A. In New York, it’s the variety of things you can do — things, entertainment, people. Whatever you’re looking for, you will find it. There’s always the thing that you need to just learn how to deal with — traffic and intensity in the city can get to be a little much sometimes. But you travel and you go away, and then it seems like every time you come back you feel the energy. But the variety, that’s the main reason why I like the city.
Q. Any specific places you really like to eat and drink?
A. It all depends on what mood I’m in. That’s the thing: If you love Italian food, you have so many different spots, you can’t just pick one. There are so many. I really like to explore the city. I have a lot of friends who live downtown and they never cross 14th Street. Any time you say, let’s go out for dinner, you always stay in their neighborhood, you know? They don’t think the Upper East Side exists. I’m trying not to be locked into one area.
You’re obviously very stylish. How did that begin? How did you find a love of style?
A. Well I think it started when I started making my own money. At sixteen, we moved away from my parents, me and my brother. And you start buying your own clothes, because you know you have your own money. But at first I made so many mistakes, I tried so hard to find my look. And it changed a lot over the years. But I would say around 23, 24, I started to feel like, Okay, this is me, but to get there I had to make a lot of mistakes.

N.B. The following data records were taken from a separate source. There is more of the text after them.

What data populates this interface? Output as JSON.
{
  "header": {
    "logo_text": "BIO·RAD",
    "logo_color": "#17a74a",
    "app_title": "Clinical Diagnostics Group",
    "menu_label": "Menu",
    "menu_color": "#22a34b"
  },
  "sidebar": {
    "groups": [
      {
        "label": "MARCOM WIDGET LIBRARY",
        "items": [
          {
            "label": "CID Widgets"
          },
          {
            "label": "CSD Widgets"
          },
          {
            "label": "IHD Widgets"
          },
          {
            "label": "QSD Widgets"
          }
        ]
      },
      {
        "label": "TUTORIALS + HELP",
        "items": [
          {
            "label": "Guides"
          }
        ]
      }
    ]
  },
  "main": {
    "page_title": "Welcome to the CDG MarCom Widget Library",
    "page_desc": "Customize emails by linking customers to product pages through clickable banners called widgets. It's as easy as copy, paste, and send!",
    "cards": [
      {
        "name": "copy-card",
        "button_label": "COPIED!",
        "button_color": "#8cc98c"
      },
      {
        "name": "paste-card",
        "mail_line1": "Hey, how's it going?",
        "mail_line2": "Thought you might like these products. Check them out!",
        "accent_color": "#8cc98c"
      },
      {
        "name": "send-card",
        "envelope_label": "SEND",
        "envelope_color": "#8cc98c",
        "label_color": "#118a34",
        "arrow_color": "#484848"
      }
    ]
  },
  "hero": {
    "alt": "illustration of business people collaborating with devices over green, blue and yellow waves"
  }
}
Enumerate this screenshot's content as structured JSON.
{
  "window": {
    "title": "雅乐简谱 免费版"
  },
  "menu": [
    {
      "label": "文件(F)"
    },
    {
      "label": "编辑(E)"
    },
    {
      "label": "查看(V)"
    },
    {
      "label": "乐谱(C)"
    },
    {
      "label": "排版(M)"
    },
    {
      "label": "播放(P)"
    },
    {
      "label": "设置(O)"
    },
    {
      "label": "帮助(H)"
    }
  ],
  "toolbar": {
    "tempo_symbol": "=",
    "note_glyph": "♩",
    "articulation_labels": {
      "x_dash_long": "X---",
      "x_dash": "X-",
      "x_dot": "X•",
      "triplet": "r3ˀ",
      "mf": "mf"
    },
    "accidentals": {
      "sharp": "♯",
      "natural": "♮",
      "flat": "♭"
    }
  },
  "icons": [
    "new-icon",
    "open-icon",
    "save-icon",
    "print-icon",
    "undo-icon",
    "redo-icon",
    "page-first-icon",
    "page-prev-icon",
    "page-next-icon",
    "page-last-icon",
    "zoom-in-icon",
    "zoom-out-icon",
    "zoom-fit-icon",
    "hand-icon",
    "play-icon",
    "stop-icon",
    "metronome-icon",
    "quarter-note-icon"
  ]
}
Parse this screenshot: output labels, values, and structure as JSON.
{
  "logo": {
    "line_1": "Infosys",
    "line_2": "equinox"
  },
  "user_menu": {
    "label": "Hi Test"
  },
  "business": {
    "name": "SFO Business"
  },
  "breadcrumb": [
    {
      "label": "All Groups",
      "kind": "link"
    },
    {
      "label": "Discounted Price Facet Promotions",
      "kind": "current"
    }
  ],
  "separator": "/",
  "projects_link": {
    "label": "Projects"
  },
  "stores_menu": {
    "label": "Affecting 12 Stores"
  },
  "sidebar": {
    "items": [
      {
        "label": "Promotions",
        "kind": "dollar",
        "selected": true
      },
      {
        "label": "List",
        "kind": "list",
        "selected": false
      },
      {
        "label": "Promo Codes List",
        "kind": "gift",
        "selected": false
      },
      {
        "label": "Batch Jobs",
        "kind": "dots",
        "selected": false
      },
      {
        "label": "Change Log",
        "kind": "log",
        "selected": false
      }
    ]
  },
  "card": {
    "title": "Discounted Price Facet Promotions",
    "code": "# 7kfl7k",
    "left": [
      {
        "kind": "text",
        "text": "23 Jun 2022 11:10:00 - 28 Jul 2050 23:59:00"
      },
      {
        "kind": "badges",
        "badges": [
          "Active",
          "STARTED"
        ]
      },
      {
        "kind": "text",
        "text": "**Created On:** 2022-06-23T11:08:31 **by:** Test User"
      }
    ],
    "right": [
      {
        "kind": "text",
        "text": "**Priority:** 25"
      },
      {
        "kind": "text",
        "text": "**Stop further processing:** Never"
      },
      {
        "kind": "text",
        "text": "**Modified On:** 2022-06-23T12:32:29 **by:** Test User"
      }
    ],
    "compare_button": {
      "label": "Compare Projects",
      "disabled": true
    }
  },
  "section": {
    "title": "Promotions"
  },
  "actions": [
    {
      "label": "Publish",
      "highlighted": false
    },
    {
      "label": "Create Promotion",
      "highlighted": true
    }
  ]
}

Q. Playing in MSG, what’s that like?
A. It’s a very unique place, and I’m guessing almost every player that walks in there, opponent or Ranger, can feel that too. The history, and the place itself. You’re right in the middle of everything, and you go in there to play hockey, and it’s just exciting to, when you do well, to feel that excitement when you do well. But also, when you don’t do well, it can be a tough place. And also, I think everyone is aware of that. If you work really hard and really leave everything out there, then they really appreciate you.
But I remember my first game there, as a fan — I was drafted, I was 18, and I came there to watch a game, and the team got booed off the ice. So I got a little scared, like, “Is this where I’m gonna play one day?” And five years later they signed me. That’s something that makes me excited. To know that nothing is handed to you, or earned, for free. You have to go out there and work for it.
Q. I’ve seen some of the post-game interviews, I know how hard they can be on you guys.
A. You get used to it.
Q.What are you looking forward to in next year’s season?
A. Just to come back, and do it all again, one more step. That final step. We’re there. We’re close as a team. And there’s no secrets. Next year we’re going for the Cup. That’s the goal, and that’s what I’m here to work for, and the entire team and organization, we all feel like we’re close.
Why He Reps Tag Heuer
“Even their slogan [‘Don’t Crack Under Pressure‘] fits so well with what I do. Pressure, that’s pretty much my job, to deal with that, and not to crack under pressure. It felt like a good fit. And also the different projects they do with different athletes was something that attracted me. And the history of the brand. It’s very respectable, a great brand. I’m happy to be a part of that.”